- TASK DIRECTIONS
Copy every record that appears below, exactly as it stands.

──────────────────────────────

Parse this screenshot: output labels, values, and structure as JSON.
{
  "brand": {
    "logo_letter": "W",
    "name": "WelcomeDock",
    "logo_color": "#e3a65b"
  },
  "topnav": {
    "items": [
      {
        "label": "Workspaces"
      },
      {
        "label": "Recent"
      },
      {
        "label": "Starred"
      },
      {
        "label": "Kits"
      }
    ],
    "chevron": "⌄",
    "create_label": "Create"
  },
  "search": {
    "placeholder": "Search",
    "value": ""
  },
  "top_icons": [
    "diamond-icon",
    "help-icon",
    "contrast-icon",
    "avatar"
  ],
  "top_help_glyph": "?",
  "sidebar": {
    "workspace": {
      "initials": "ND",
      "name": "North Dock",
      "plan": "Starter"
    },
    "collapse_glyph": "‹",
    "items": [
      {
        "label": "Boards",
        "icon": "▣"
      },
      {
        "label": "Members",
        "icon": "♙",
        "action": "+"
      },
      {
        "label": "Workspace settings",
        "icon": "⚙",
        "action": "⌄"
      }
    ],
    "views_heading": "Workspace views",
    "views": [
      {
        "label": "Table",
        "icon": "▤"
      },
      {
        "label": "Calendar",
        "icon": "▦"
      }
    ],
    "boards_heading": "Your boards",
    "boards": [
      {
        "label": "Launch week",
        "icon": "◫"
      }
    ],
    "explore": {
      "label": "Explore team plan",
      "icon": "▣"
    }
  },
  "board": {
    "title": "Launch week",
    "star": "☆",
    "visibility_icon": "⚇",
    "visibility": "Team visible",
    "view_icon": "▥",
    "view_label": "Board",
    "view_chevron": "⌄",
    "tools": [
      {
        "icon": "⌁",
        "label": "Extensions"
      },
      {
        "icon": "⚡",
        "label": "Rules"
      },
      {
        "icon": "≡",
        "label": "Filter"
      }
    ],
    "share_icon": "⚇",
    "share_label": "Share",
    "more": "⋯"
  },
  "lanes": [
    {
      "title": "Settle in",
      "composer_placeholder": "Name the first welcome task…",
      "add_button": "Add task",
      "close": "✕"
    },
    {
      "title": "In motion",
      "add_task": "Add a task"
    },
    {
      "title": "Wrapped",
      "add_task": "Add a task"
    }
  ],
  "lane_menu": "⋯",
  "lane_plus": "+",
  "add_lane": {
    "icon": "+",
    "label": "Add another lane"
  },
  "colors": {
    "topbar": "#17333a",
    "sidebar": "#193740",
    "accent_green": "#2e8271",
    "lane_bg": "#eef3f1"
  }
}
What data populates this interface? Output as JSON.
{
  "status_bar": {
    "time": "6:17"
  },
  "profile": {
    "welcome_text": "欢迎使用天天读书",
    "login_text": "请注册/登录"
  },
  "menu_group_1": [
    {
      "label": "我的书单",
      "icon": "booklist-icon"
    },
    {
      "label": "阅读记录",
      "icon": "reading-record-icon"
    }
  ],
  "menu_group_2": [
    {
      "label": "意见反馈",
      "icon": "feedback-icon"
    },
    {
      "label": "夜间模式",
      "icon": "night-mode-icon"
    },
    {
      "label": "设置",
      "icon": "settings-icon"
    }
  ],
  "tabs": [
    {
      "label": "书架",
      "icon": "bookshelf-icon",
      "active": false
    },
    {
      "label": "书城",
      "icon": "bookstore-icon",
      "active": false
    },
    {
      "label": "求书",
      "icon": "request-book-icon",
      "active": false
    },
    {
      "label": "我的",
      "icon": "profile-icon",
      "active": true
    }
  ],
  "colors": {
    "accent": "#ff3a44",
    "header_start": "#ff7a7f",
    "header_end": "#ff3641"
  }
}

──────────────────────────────

- EXERCISE SOLUTION
Parse this screenshot: output labels, values, and structure as JSON.
{
  "brand": {
    "logo_letter": "W",
    "name": "WelcomeDock",
    "logo_color": "#e3a65b"
  },
  "topnav": {
    "items": [
      {
        "label": "Workspaces"
      },
      {
        "label": "Recent"
      },
      {
        "label": "Starred"
      },
      {
        "label": "Kits"
      }
    ],
    "chevron": "⌄",
    "create_label": "Create"
  },
  "search": {
    "placeholder": "Search",
    "value": ""
  },
  "top_icons": [
    "diamond-icon",
    "help-icon",
    "contrast-icon",
    "avatar"
  ],
  "top_help_glyph": "?",
  "sidebar": {
    "workspace": {
      "initials": "ND",
      "name": "North Dock",
      "plan": "Starter"
    },
    "collapse_glyph": "‹",
    "items": [
      {
        "label": "Boards",
        "icon": "▣"
      },
      {
        "label": "Members",
        "icon": "♙",
        "action": "+"
      },
      {
        "label": "Workspace settings",
        "icon": "⚙",
        "action": "⌄"
      }
    ],
    "views_heading": "Workspace views",
    "views": [
      {
        "label": "Table",
        "icon": "▤"
      },
      {
        "label": "Calendar",
        "icon": "▦"
      }
    ],
    "boards_heading": "Your boards",
    "boards": [
      {
        "label": "Launch week",
        "icon": "◫"
      }
    ],
    "explore": {
      "label": "Explore team plan",
      "icon": "▣"
    }
  },
  "board": {
    "title": "Launch week",
    "star": "☆",
    "visibility_icon": "⚇",
    "visibility": "Team visible",
    "view_icon": "▥",
    "view_label": "Board",
    "view_chevron": "⌄",
    "tools": [
      {
        "icon": "⌁",
        "label": "Extensions"
      },
      {
        "icon": "⚡",
        "label": "Rules"
      },
      {
        "icon": "≡",
        "label": "Filter"
      }
    ],
    "share_icon": "⚇",
    "share_label": "Share",
    "more": "⋯"
  },
  "lanes": [
    {
      "title": "Settle in",
      "composer_placeholder": "Name the first welcome task…",
      "add_button": "Add task",
      "close": "✕"
    },
    {
      "title": "In motion",
      "add_task": "Add a task"
    },
    {
      "title": "Wrapped",
      "add_task": "Add a task"
    }
  ],
  "lane_menu": "⋯",
  "lane_plus": "+",
  "add_lane": {
    "icon": "+",
    "label": "Add another lane"
  },
  "colors": {
    "topbar": "#17333a",
    "sidebar": "#193740",
    "accent_green": "#2e8271",
    "lane_bg": "#eef3f1"
  }
}
What data populates this interface? Output as JSON.
{
  "status_bar": {
    "time": "6:17"
  },
  "profile": {
    "welcome_text": "欢迎使用天天读书",
    "login_text": "请注册/登录"
  },
  "menu_group_1": [
    {
      "label": "我的书单",
      "icon": "booklist-icon"
    },
    {
      "label": "阅读记录",
      "icon": "reading-record-icon"
    }
  ],
  "menu_group_2": [
    {
      "label": "意见反馈",
      "icon": "feedback-icon"
    },
    {
      "label": "夜间模式",
      "icon": "night-mode-icon"
    },
    {
      "label": "设置",
      "icon": "settings-icon"
    }
  ],
  "tabs": [
    {
      "label": "书架",
      "icon": "bookshelf-icon",
      "active": false
    },
    {
      "label": "书城",
      "icon": "bookstore-icon",
      "active": false
    },
    {
      "label": "求书",
      "icon": "request-book-icon",
      "active": false
    },
    {
      "label": "我的",
      "icon": "profile-icon",
      "active": true
    }
  ],
  "colors": {
    "accent": "#ff3a44",
    "header_start": "#ff7a7f",
    "header_end": "#ff3641"
  }
}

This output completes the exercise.